“When times are hard, that duty should be felt more than ever, not disappear or diminish.”
The Bishop of Bradford, the Right Reverend Nick Baines wrote about the issue on a blog post today. He said: “This letter is not anti-government or anti-Cameron; it is pro-children.
“The question of priorities remains unanswered: we can bail out banks to the tune of billions of pounds, but it’s the poor who have to pay? The Government’s language has become increasingly and deliberately disingenuous, lumping people on welfare benefits into the category of ‘feckless scroungers’ who lie in bed watching other people go to work. Yet, they know that most people being hit by welfare cuts and the bedroom tax are low-paid working people.”
Mr Duncan Smith tonight hit back at the claims. He told ITV: “This is about fairness. People who are paying taxes, working very hard, have hardly seen any increases in their salary and yet, under the last government, the welfare bill rose by some 60% to £200 billion. That means they have to pay for that under their taxes, which is simply not fair.
“That same system trapped huge numbers, millions, in dependency, dependent on the state, unable, unwilling to work. What is either moral or fair about that? That’s my challenge over to the bishop.”
Shadow Home Secretary Yvette Cooper said Labour would go ahead with a benefits increase linked to inflation this year.

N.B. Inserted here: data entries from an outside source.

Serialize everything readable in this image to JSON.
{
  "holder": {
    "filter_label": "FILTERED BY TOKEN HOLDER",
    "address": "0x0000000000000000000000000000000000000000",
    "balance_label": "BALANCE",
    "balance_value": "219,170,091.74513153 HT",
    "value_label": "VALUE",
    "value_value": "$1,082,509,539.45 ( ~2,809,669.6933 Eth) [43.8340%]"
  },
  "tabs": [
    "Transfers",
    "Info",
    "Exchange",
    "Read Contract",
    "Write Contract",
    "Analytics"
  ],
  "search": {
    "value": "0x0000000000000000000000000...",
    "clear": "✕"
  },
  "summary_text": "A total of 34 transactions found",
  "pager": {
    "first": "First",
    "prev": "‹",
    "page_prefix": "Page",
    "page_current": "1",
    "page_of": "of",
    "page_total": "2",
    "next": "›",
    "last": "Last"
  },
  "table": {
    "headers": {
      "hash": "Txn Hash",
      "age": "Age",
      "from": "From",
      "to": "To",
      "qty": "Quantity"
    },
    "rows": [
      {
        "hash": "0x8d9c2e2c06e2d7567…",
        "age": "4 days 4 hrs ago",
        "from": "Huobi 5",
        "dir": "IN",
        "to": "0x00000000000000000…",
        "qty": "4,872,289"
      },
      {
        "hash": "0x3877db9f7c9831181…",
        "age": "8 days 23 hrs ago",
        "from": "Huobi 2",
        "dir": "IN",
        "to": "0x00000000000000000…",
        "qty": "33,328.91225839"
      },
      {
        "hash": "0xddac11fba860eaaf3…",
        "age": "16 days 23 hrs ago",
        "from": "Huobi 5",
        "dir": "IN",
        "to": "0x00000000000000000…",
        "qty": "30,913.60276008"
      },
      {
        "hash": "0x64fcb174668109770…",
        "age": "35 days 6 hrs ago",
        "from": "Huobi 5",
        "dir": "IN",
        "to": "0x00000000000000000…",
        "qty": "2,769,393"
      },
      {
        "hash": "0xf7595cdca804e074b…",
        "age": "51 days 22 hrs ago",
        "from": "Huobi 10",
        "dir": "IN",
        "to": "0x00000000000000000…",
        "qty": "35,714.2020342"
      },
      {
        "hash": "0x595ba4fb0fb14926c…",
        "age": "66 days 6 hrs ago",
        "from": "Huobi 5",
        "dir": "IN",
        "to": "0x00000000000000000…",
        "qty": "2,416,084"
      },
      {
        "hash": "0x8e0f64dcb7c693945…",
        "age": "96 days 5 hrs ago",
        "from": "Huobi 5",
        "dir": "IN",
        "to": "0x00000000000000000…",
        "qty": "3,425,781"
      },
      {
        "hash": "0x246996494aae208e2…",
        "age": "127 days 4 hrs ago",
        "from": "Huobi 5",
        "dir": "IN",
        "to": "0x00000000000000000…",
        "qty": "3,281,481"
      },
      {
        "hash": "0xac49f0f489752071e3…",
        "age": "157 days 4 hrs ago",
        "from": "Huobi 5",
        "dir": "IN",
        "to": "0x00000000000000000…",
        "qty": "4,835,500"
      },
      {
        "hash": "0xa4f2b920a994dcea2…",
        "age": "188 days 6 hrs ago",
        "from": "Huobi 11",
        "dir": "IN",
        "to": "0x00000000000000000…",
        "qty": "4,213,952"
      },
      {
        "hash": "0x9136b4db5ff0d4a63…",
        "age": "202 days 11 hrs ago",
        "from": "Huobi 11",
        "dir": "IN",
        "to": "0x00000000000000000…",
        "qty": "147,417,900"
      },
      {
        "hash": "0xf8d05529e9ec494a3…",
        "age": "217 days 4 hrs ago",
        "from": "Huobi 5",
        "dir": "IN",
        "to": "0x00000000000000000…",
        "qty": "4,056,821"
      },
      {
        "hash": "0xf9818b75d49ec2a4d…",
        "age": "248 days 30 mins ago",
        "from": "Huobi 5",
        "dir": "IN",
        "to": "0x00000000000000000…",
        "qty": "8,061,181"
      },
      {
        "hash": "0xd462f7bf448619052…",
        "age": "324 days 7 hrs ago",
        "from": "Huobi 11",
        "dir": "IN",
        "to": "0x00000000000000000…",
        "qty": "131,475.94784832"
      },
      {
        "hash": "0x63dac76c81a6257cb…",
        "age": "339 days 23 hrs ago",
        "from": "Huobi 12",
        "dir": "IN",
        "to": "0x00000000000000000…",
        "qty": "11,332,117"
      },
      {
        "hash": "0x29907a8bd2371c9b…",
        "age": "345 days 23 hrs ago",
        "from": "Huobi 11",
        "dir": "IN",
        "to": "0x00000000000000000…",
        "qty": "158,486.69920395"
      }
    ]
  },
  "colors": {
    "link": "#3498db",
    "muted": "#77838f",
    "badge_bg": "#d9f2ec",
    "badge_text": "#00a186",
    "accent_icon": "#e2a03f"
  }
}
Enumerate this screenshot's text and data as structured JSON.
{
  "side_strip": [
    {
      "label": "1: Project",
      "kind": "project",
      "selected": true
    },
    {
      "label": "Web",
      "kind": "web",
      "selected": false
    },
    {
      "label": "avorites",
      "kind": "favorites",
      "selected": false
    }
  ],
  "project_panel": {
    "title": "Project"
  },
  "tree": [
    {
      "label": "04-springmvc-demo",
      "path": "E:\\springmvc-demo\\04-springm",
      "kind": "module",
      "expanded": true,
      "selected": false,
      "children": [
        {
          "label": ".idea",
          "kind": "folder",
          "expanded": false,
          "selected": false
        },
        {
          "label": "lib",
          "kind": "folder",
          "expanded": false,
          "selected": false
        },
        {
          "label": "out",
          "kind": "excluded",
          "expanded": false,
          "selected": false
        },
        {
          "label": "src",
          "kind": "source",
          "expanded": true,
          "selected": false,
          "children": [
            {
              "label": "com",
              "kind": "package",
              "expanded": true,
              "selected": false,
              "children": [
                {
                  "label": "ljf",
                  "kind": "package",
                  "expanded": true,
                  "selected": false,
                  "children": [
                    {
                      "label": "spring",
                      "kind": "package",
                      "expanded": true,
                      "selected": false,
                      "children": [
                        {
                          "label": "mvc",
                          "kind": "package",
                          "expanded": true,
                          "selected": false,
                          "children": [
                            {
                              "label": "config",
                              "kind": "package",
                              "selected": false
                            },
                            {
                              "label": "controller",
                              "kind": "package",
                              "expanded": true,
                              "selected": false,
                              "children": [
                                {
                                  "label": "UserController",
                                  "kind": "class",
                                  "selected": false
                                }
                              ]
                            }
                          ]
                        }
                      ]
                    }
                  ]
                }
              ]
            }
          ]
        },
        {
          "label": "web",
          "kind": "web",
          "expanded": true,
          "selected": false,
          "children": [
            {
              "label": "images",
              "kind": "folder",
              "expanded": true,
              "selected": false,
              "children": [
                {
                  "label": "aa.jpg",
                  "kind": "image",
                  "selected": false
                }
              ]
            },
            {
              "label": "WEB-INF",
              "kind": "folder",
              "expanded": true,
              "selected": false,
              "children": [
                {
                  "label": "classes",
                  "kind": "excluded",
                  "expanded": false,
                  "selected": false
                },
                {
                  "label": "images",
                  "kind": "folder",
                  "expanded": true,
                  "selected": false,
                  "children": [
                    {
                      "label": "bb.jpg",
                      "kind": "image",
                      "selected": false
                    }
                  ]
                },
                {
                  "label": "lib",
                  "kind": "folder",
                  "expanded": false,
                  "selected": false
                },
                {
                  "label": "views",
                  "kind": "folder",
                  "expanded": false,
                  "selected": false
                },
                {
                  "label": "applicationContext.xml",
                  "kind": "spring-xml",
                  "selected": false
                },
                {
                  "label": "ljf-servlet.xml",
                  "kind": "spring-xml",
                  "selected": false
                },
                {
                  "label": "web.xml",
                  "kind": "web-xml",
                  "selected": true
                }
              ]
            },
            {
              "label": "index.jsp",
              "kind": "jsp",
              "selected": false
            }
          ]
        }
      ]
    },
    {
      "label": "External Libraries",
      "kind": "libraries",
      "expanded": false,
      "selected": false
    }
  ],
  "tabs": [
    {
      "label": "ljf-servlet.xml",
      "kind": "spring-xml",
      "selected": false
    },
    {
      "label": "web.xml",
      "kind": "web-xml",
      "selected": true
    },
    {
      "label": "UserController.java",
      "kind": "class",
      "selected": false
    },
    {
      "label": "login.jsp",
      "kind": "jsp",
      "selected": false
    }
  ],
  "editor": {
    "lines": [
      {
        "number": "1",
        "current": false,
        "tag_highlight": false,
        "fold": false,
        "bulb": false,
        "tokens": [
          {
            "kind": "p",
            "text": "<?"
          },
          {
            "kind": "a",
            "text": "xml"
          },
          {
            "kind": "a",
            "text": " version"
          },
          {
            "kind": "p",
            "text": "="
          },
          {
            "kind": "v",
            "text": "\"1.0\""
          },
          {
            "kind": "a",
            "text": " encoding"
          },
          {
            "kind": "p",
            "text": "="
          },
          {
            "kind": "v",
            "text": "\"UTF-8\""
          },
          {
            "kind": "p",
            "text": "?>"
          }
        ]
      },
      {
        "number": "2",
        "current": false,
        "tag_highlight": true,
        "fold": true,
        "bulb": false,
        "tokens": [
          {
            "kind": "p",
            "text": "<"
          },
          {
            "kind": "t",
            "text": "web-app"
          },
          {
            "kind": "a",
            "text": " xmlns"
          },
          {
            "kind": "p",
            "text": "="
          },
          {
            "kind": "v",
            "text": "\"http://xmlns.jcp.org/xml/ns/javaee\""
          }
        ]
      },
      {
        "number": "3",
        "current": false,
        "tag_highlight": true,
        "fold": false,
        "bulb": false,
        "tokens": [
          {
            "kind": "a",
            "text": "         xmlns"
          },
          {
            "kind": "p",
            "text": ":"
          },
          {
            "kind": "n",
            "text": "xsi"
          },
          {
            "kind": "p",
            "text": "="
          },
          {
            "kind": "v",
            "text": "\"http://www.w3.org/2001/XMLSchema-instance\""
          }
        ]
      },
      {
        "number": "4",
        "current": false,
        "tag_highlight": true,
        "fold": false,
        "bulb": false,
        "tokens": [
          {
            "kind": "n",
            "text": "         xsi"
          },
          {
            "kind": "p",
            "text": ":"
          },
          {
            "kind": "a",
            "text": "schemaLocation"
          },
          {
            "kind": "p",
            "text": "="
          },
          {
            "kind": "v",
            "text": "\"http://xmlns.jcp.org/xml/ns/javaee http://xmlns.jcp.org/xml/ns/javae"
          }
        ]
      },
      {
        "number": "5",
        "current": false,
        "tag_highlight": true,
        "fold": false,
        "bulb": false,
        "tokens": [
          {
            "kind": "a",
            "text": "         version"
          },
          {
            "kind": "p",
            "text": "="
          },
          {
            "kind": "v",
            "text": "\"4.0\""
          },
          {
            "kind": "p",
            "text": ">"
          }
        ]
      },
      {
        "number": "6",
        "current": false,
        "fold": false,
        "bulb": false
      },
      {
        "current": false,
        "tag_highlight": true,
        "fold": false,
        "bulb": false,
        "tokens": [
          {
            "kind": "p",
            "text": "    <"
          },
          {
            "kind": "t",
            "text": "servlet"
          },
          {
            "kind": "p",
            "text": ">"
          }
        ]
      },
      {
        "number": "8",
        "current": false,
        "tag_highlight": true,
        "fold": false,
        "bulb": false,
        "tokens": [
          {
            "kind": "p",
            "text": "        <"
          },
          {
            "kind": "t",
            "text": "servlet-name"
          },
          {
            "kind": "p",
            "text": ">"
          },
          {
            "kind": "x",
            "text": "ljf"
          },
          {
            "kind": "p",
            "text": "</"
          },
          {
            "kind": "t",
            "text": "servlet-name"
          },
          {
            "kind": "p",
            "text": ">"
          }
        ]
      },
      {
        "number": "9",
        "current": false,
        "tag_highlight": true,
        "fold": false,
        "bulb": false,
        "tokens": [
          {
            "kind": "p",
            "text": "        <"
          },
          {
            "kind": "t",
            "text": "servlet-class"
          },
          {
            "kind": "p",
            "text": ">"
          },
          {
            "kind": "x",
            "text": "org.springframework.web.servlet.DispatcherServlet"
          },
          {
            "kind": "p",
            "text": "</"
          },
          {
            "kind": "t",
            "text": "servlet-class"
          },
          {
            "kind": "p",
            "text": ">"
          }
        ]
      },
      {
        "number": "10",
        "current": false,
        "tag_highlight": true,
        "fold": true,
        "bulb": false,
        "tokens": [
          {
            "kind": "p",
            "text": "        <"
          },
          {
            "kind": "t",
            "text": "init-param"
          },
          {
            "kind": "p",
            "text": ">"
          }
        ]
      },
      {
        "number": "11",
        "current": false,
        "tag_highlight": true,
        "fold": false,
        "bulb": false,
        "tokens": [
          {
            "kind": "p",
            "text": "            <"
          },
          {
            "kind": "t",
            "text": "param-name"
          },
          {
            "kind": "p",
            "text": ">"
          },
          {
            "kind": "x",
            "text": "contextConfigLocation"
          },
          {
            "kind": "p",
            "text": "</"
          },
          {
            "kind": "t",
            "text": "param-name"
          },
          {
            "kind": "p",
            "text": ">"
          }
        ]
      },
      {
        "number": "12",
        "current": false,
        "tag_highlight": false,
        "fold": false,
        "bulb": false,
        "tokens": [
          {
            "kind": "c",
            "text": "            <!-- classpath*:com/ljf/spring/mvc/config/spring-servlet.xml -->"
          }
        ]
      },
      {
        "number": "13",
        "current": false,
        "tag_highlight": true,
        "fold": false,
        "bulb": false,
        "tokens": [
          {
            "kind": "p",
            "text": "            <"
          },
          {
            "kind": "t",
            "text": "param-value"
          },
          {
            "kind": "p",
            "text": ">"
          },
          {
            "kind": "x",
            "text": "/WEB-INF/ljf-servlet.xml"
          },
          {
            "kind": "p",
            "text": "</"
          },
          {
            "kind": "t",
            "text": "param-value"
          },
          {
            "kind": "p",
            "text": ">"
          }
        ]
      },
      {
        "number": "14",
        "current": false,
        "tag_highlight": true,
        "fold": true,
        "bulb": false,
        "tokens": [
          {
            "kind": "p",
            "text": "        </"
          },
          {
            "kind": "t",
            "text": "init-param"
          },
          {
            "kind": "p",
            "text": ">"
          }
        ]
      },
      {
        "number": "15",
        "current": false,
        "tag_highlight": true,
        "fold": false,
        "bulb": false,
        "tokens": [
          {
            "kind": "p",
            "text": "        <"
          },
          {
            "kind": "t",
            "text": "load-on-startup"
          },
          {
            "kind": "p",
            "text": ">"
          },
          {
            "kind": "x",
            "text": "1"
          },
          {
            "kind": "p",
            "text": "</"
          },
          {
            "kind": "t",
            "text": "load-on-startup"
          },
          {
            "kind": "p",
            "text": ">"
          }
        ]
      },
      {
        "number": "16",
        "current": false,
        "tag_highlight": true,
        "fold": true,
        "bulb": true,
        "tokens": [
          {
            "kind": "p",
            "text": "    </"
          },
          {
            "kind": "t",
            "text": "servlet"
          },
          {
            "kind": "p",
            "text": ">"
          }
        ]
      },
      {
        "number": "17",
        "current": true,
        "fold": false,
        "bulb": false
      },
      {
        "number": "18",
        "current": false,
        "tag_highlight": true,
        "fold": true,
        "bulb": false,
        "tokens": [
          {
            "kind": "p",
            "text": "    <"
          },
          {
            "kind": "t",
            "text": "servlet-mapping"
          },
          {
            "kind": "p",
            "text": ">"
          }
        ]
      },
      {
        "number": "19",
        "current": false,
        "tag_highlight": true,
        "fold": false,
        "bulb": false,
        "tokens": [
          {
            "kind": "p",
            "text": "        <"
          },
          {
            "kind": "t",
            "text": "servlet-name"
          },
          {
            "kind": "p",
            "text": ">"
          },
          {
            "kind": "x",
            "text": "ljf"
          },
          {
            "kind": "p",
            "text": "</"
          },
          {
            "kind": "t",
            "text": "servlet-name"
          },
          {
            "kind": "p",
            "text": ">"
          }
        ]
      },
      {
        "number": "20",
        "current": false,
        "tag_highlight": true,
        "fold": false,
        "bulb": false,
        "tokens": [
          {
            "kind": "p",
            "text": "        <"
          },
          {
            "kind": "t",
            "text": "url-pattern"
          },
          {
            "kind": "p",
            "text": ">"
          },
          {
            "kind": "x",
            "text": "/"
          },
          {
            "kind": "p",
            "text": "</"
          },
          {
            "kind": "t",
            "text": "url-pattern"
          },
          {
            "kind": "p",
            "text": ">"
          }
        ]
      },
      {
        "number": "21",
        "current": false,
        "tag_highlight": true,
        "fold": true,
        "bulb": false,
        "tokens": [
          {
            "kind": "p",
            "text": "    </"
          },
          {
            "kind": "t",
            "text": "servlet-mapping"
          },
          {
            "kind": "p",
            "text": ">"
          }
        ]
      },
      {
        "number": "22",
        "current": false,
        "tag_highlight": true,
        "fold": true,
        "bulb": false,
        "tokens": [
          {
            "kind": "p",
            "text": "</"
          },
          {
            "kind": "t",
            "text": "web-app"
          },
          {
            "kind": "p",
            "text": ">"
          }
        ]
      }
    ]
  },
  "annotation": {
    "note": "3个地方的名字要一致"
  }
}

She said new mothers would lose £180 a year as a result of the one per cent cap.